If your child is a senior in high school and is evaluating college options, he or she is most likely consumed with the decision about where to spend the next four years. No doubt, how to pay for college is more of a factor in the decision this year than it might have been in years past. Whether or not you qualify for need-based financial aid, your child may still have been fortunate enough to receive a merit-aid scholarship from some of the colleges offering admission. Why do schools do this for students who do not demonstrate need? You may be surprised to learn that colleges which rely on tuition to cover most of their expenses are more likely to offer merit aid, even during these turbulent economic times. Unless they fill every seat in the class, colleges may find themselves short of precious tuition dollars needed to operate. These are the funds necessary to pay everything from faculty salaries to the utility bills. Better to entice a student to attend by offering a nice discount to tuition than to fall short in filling the available spots, which may in fact mean resorting to faculty layoffs and other cost reduction measures.
The April 6 issue of Time Magazine had an interesting article: Sticker Shock: Inside the College Financial Aid Game by Laura Fitzpatrick, a look at the financial aid and admission process at Skidmore College this year. This article provides some interesting insights into the workings of a financial aid office at a college that relies 80% on tuition for its funding. According to one school official, not meeting their enrollment numbers by just a single student can mean a $25,000 to $30,000 gap in the operating budget. Skidmore, like many other colleges, actually increased its financial-aid budget 8% this year (primarily need-based) by reducing costs elsewhere including travel, faculty raises, and by placing renovation plans on hold.
So how does all of this affect a college’s admission practices and is it true that no colleges are truly need-blind (meaning that financial need does not factor into the admission decision)? There is no doubt that college admission in this economy definitely favors the student who can pay the full fare. While some schools still profess to be need-blind, others admit publicly that they are “need-aware” or “need-sensitive.” The most desirable students will make the cut, regardless of their financial situation. However, on the margin, the students who can pay will edge out those who can’t. By the way, one should not assume that a college which professes to be need-blind or need-aware will fully meet a student's demonstrated financial need. More and more colleges are following a practice known as "gapping," meaning that they accept a student, offer an aid package, but one that falls short of paying the full cost of attendance (a subject for another posting).

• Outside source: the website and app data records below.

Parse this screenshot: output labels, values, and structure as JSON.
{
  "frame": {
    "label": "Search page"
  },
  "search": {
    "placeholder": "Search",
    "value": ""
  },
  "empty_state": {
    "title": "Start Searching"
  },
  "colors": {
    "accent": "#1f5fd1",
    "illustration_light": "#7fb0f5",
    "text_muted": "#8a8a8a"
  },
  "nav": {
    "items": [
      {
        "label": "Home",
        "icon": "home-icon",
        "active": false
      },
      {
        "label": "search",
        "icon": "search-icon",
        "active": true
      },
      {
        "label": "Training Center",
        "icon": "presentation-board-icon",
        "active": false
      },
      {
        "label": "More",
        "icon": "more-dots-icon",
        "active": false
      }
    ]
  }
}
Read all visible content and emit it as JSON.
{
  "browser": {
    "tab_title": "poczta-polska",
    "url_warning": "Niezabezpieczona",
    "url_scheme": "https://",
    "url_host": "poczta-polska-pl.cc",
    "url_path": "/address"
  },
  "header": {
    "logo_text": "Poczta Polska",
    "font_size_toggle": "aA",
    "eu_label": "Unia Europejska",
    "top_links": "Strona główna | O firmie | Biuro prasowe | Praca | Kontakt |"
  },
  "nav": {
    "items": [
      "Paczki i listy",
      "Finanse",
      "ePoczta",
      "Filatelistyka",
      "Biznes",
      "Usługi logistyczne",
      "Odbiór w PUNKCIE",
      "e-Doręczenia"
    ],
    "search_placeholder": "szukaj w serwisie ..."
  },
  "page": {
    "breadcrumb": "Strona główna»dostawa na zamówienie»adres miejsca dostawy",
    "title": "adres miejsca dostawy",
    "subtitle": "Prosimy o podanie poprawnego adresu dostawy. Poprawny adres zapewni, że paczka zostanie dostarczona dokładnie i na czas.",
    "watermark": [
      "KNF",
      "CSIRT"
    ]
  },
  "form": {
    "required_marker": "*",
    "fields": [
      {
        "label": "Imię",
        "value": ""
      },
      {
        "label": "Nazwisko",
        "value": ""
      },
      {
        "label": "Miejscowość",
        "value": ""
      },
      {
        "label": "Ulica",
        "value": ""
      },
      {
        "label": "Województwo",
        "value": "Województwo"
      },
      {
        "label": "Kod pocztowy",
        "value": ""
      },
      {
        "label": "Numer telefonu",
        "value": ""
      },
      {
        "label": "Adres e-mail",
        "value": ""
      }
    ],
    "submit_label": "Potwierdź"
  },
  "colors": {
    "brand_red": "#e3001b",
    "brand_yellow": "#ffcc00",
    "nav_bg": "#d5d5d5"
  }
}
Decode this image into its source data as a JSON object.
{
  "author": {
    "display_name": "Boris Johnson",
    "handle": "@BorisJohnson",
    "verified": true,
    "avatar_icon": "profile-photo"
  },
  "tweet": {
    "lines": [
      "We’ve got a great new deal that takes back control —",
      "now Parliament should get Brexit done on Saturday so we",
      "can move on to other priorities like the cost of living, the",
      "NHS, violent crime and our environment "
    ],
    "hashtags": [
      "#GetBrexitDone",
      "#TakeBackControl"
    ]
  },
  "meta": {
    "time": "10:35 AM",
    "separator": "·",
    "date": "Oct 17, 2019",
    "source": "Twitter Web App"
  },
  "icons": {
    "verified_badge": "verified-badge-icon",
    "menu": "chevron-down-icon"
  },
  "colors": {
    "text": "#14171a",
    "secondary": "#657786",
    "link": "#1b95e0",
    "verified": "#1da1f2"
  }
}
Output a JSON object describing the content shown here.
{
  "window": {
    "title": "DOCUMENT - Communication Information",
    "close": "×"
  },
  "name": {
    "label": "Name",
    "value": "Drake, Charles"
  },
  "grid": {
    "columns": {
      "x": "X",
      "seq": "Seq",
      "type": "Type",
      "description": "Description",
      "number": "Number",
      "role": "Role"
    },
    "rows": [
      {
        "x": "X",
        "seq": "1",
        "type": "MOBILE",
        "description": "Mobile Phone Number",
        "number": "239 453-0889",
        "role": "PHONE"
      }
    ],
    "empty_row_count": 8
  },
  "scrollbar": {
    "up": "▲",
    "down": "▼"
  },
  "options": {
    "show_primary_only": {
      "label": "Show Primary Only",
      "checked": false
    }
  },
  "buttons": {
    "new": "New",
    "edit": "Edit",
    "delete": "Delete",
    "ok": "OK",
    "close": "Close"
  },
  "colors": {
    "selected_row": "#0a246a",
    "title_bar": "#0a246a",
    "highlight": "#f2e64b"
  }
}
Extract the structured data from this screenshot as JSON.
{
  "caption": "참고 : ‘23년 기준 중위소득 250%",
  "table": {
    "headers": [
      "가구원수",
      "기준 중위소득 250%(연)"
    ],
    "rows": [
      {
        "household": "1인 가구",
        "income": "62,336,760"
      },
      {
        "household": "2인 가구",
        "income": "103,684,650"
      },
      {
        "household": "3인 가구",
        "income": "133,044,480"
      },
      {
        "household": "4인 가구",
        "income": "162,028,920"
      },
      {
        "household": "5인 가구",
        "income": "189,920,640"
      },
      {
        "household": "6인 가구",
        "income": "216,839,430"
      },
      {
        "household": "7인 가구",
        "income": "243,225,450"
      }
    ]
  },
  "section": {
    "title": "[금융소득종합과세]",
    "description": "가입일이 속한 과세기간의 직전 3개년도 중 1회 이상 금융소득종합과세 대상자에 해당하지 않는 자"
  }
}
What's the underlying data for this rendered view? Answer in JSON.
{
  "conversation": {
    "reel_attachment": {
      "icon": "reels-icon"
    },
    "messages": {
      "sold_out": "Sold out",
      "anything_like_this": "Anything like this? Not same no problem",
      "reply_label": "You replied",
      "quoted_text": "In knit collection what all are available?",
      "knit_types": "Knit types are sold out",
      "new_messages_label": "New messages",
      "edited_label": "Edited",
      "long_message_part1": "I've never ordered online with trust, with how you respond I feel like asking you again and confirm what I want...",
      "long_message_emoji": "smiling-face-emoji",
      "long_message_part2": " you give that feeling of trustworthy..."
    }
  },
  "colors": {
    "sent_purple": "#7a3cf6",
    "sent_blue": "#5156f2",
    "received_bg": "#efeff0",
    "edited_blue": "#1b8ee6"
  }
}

Even for families that don't qualify for aid, many are finding it very difficult to justify the private school sticker price these days. A recent U.S. News & World Report survey (published April 8, 2009) found that 70% of prospective college students will alter their college plans, seeking less costly options than they might have considered in prior years. Though college costs have been rising faster than the rate of inflation for many years, the time has come when families are recognizing the need to think more strategically about college and cost.